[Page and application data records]
--
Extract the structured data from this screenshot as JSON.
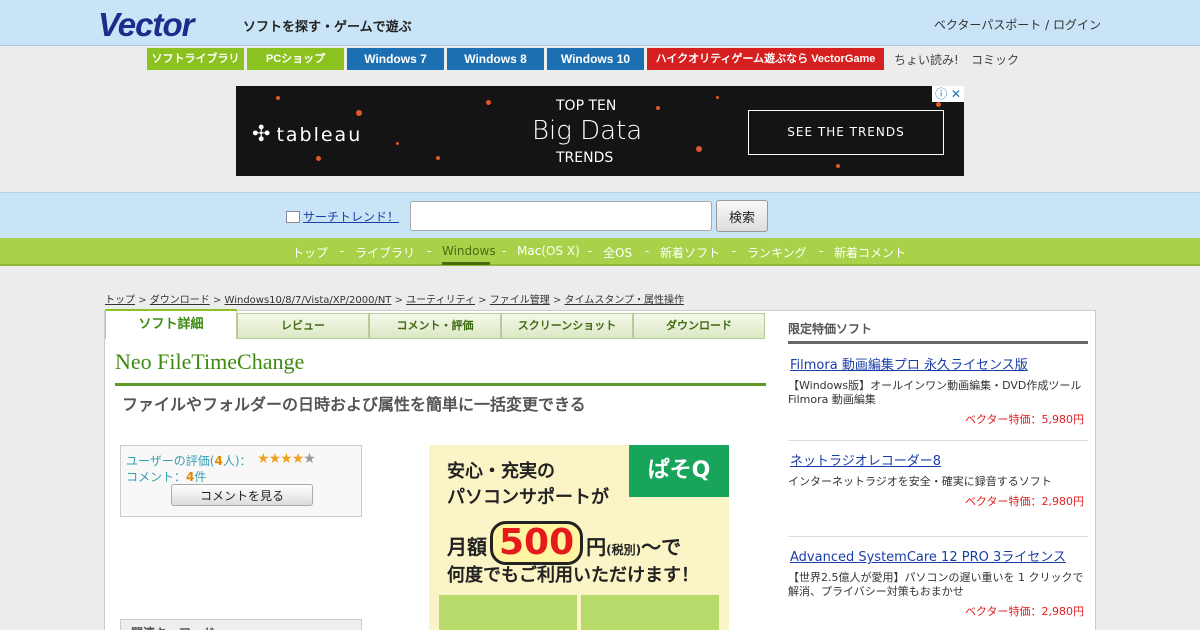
{
  "header": {
    "logo": "Vector",
    "tagline": "ソフトを探す・ゲームで遊ぶ",
    "passport": "ベクターパスポート",
    "login": "ログイン"
  },
  "nav": {
    "items": [
      {
        "label": "ソフトライブラリ",
        "color": "#8cc21f"
      },
      {
        "label": "PCショップ",
        "color": "#8cc21f"
      },
      {
        "label": "Windows 7",
        "color": "#1d6fb3"
      },
      {
        "label": "Windows 8",
        "color": "#1d6fb3"
      },
      {
        "label": "Windows 10",
        "color": "#1d6fb3"
      },
      {
        "label": "ハイクオリティゲーム遊ぶなら VectorGame",
        "color": "#d61f1f"
      }
    ],
    "text_links": [
      "ちょい読み!",
      "コミック"
    ]
  },
  "banner": {
    "brand": "tableau",
    "top": "TOP TEN",
    "big": "Big Data",
    "trends": "TRENDS",
    "cta": "SEE THE TRENDS",
    "close": "ⓘ ✕"
  },
  "search": {
    "trend_label": "サーチトレンド！",
    "placeholder": "",
    "button": "検索"
  },
  "categories": {
    "items": [
      "トップ",
      "ライブラリ",
      "Windows",
      "Mac(OS X)",
      "全OS",
      "新着ソフト",
      "ランキング",
      "新着コメント"
    ],
    "separator": "-",
    "active": "Windows"
  },
  "breadcrumb": {
    "items": [
      "トップ",
      "ダウンロード",
      "Windows10/8/7/Vista/XP/2000/NT",
      "ユーティリティ",
      "ファイル管理",
      "タイムスタンプ・属性操作"
    ],
    "separator": ">"
  },
  "tabs": [
    "ソフト詳細",
    "レビュー",
    "コメント・評価",
    "スクリーンショット",
    "ダウンロード"
  ],
  "software": {
    "title": "Neo FileTimeChange",
    "subtitle": "ファイルやフォルダーの日時および属性を簡単に一括変更できる"
  },
  "rating": {
    "label_prefix": "ユーザーの評価(",
    "users": "4",
    "label_suffix": "人)：",
    "stars": 4,
    "max_stars": 5,
    "comment_prefix": "コメント：",
    "comments": "4",
    "comment_suffix": "件",
    "button": "コメントを見る"
  },
  "related": {
    "title": "関連キーワード"
  },
  "ad": {
    "line1": "安心・充実の",
    "line2": "パソコンサポートが",
    "badge": "ぱそQ",
    "prefix": "月額",
    "price": "500",
    "yen": "円",
    "tax": "(税別)",
    "suffix": "〜で",
    "line4": "何度でもご利用いただけます！"
  },
  "sidebar": {
    "title": "限定特価ソフト",
    "items": [
      {
        "name": "Filmora 動画編集プロ 永久ライセンス版",
        "desc": "【Windows版】オールインワン動画編集・DVD作成ツール Filmora 動画編集",
        "price": "ベクター特価：5,980円"
      },
      {
        "name": "ネットラジオレコーダー8",
        "desc": "インターネットラジオを安全・確実に録音するソフト",
        "price": "ベクター特価：2,980円"
      },
      {
        "name": "Advanced SystemCare 12 PRO 3ライセンス",
        "desc": "【世界2.5億人が愛用】パソコンの遅い重いを 1 クリックで解消、プライバシー対策もおまかせ",
        "price": "ベクター特価：2,980円"
      }
    ]
  }
}
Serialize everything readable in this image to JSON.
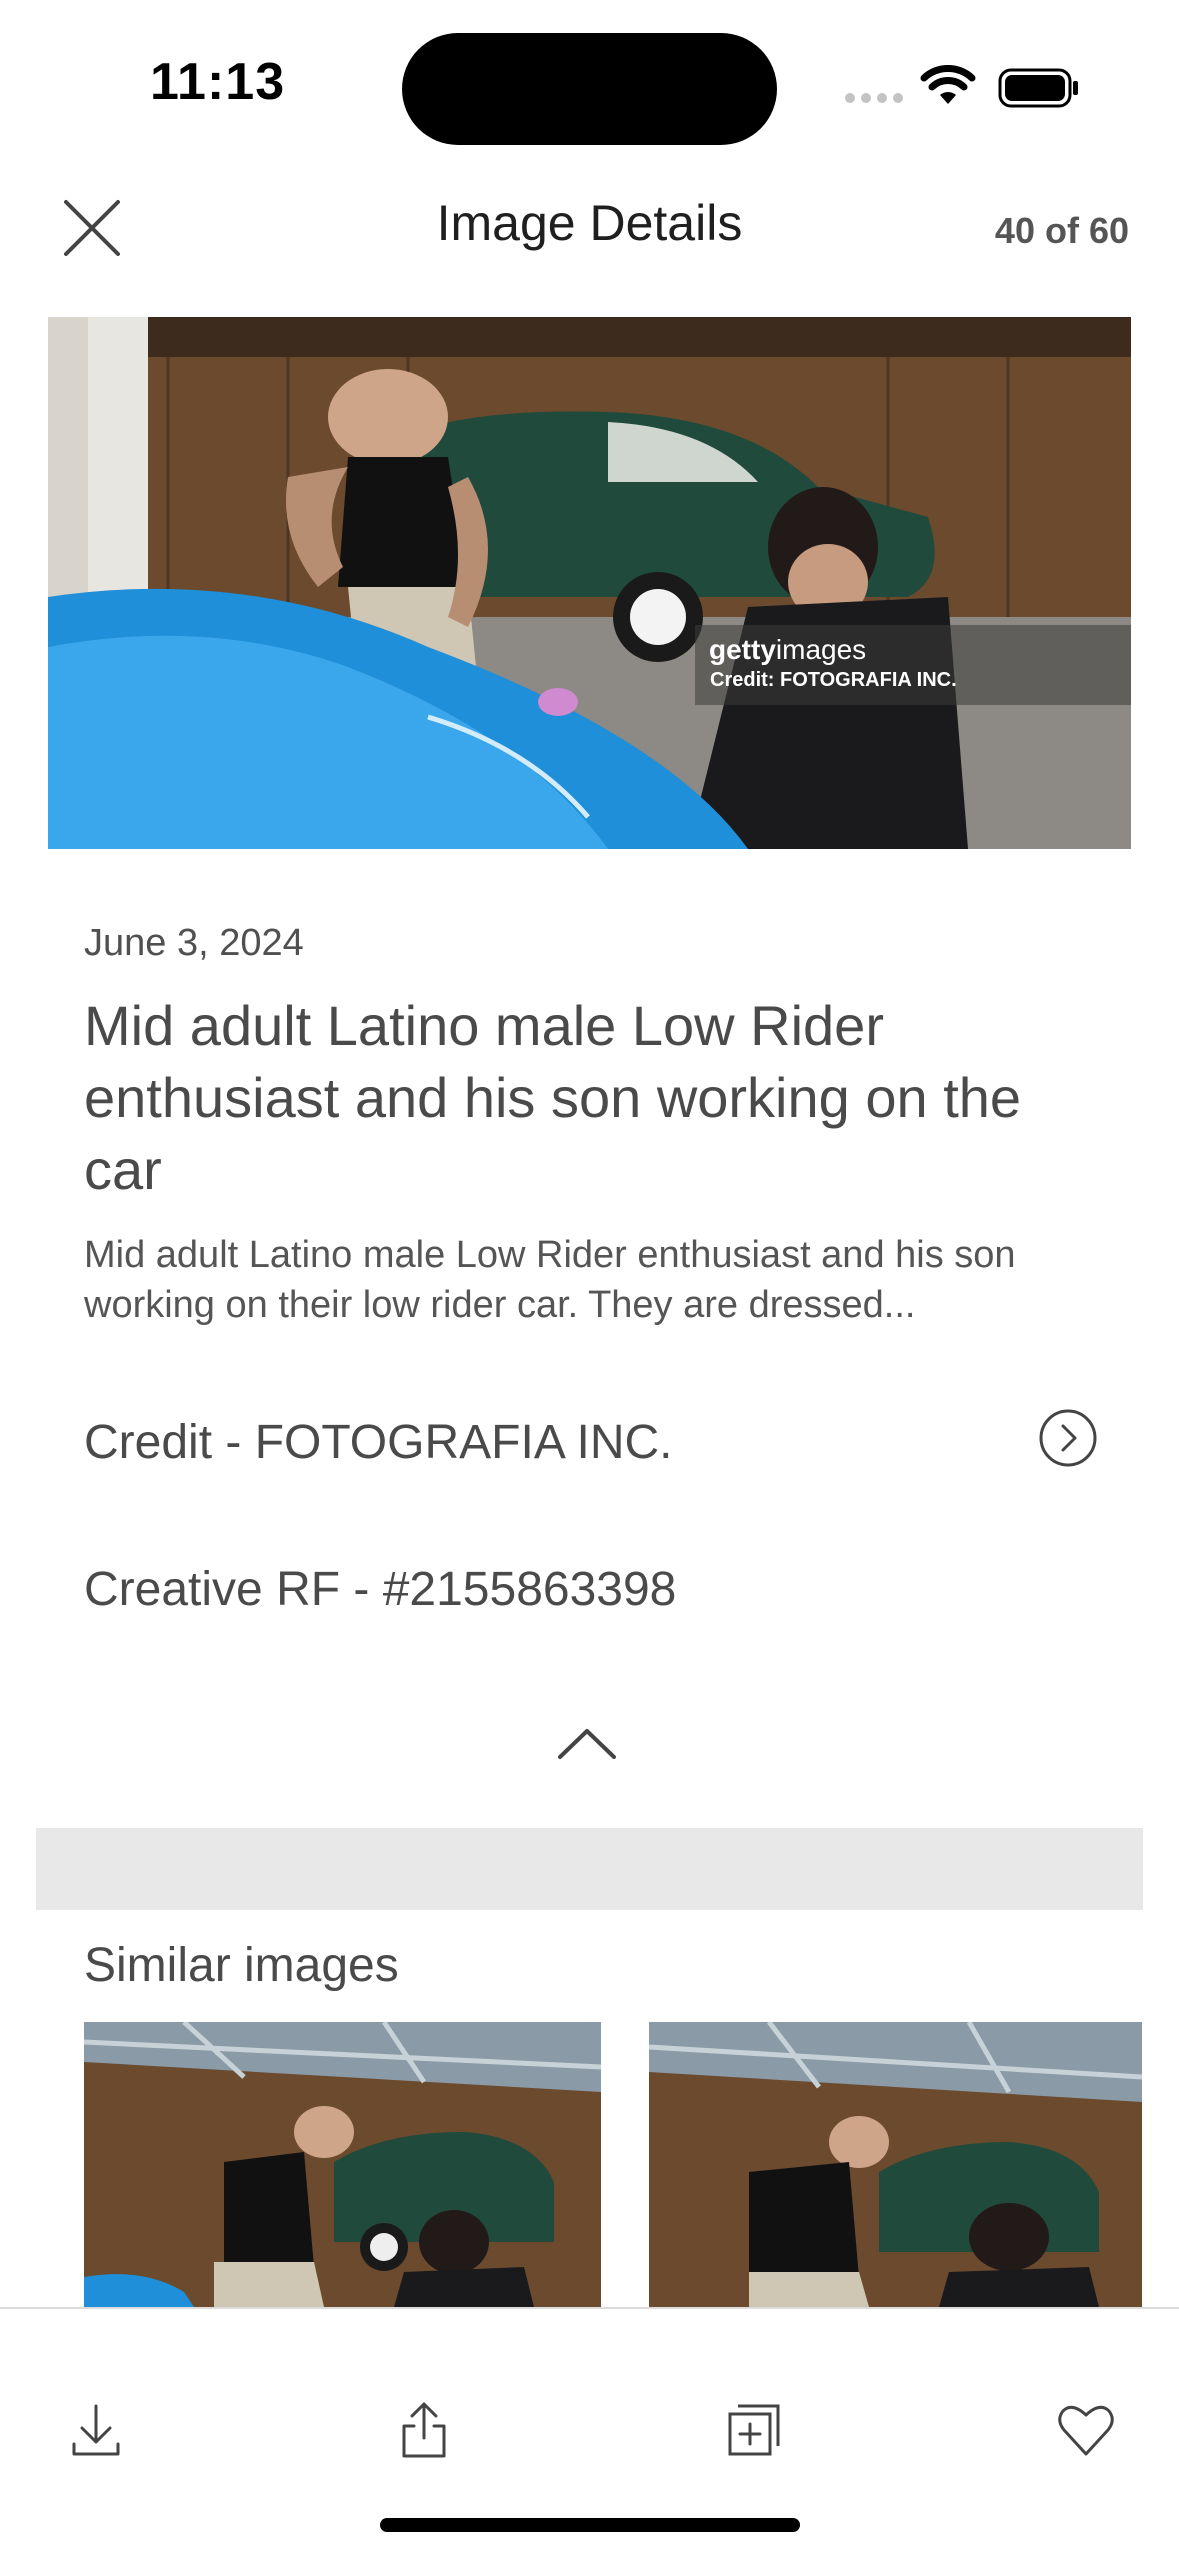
{
  "status_bar": {
    "time": "11:13"
  },
  "header": {
    "title": "Image Details",
    "counter": "40 of 60"
  },
  "photo": {
    "watermark_brand_bold": "getty",
    "watermark_brand_light": "images",
    "watermark_credit": "Credit: FOTOGRAFIA INC."
  },
  "details": {
    "date": "June 3, 2024",
    "headline": "Mid adult Latino male Low Rider enthusiast and his son working on the car",
    "caption": "Mid adult Latino male Low Rider enthusiast and his son working on their low rider car. They are  dressed...",
    "credit": "Credit - FOTOGRAFIA INC.",
    "license": "Creative RF - #2155863398"
  },
  "similar": {
    "title": "Similar images"
  },
  "icons": {
    "close": "close-icon",
    "credit_arrow": "chevron-right-circle-icon",
    "collapse": "chevron-up-icon",
    "download": "download-icon",
    "share": "share-icon",
    "add_to_board": "add-to-board-icon",
    "favorite": "heart-icon"
  },
  "colors": {
    "text": "#4a4a4a",
    "band": "#e8e8e8",
    "car_blue": "#1e8fd8",
    "car_green": "#1f4a3c"
  }
}
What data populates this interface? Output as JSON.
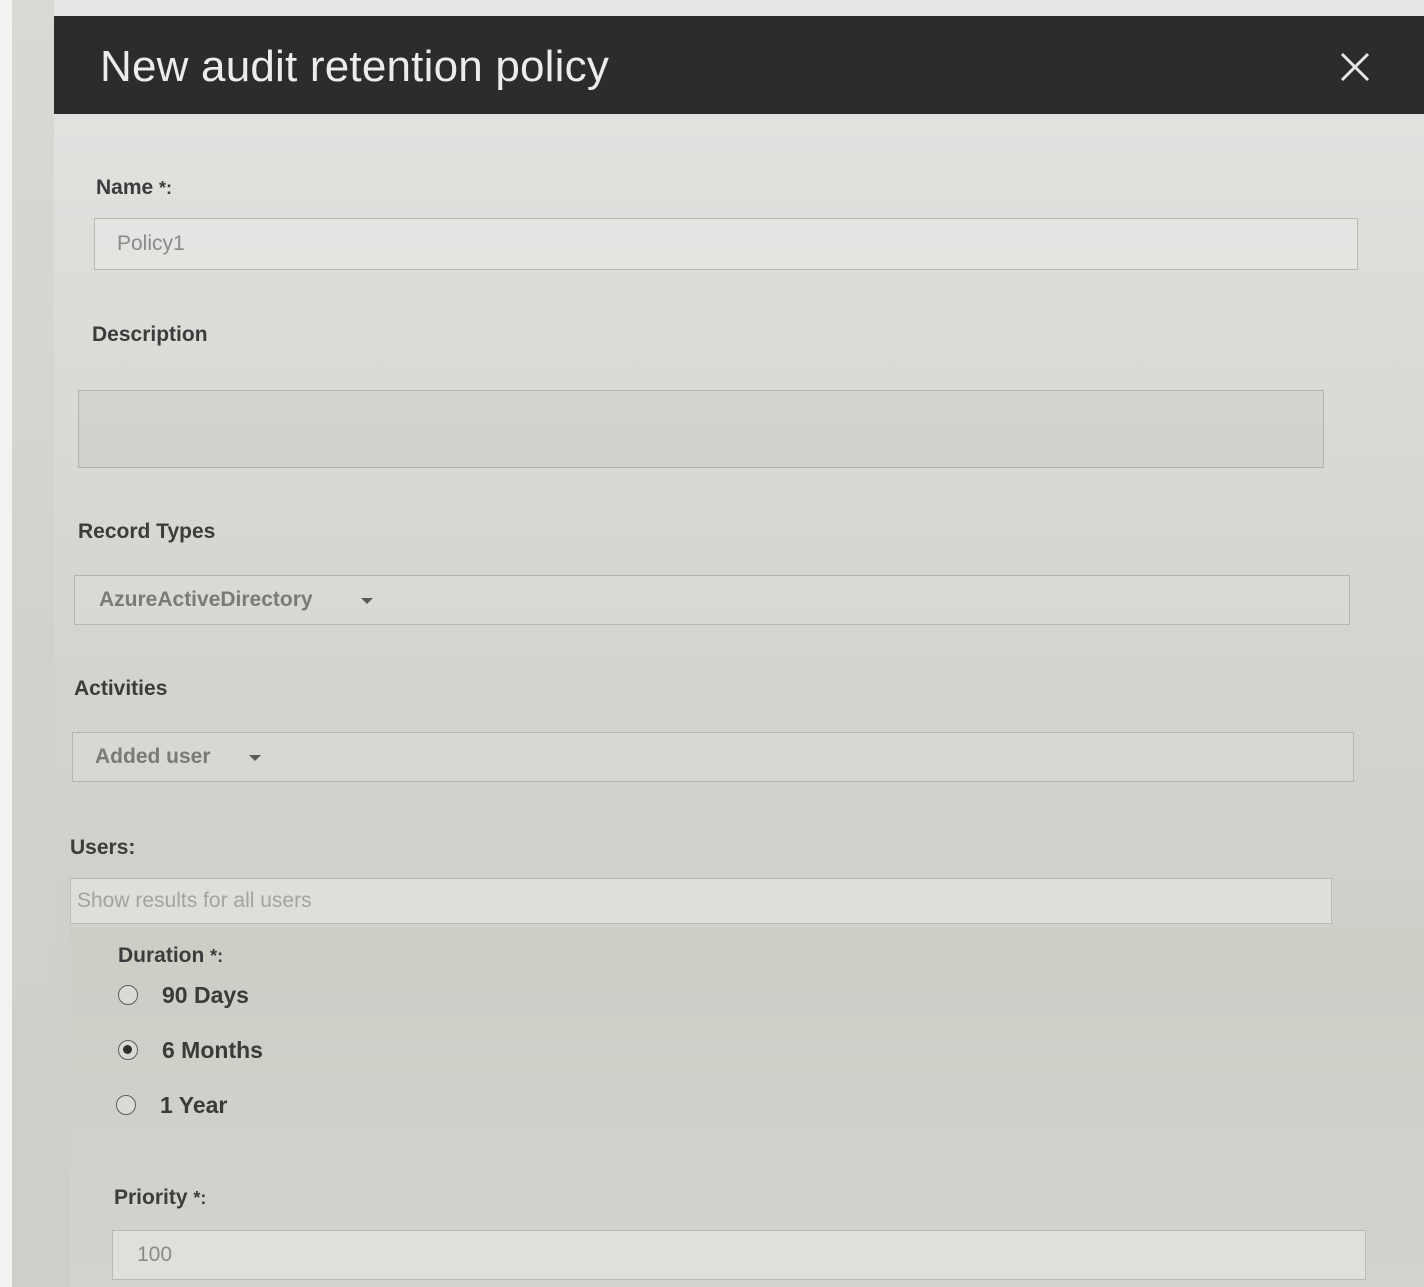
{
  "dialog": {
    "title": "New audit retention policy",
    "close_icon": "close-icon"
  },
  "form": {
    "name": {
      "label": "Name",
      "required_mark": "*:",
      "value": "Policy1"
    },
    "description": {
      "label": "Description",
      "value": ""
    },
    "record_types": {
      "label": "Record Types",
      "selected": "AzureActiveDirectory"
    },
    "activities": {
      "label": "Activities",
      "selected": "Added user"
    },
    "users": {
      "label": "Users:",
      "placeholder": "Show results for all users"
    },
    "duration": {
      "label": "Duration",
      "required_mark": "*:",
      "options": [
        {
          "label": "90 Days",
          "checked": false
        },
        {
          "label": "6 Months",
          "checked": true
        },
        {
          "label": "1 Year",
          "checked": false
        }
      ]
    },
    "priority": {
      "label": "Priority",
      "required_mark": "*:",
      "value": "100"
    }
  },
  "colors": {
    "header_bg": "#2c2c2c",
    "header_text": "#ececec"
  }
}
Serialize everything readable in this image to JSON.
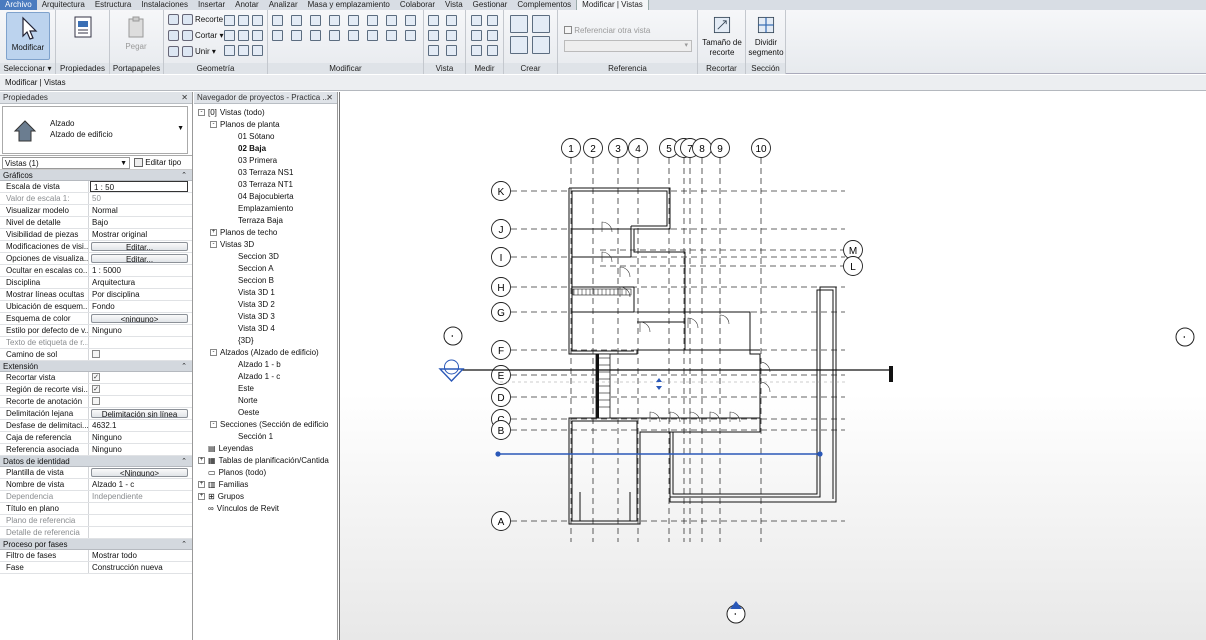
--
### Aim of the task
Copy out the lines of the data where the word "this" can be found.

### Exercise result
Extract the structured data from this screenshot as JSON.
Serialize everything readable in this image to JSON.
What data populates this interface? Output as JSON.
Serialize everything readable in this image to JSON.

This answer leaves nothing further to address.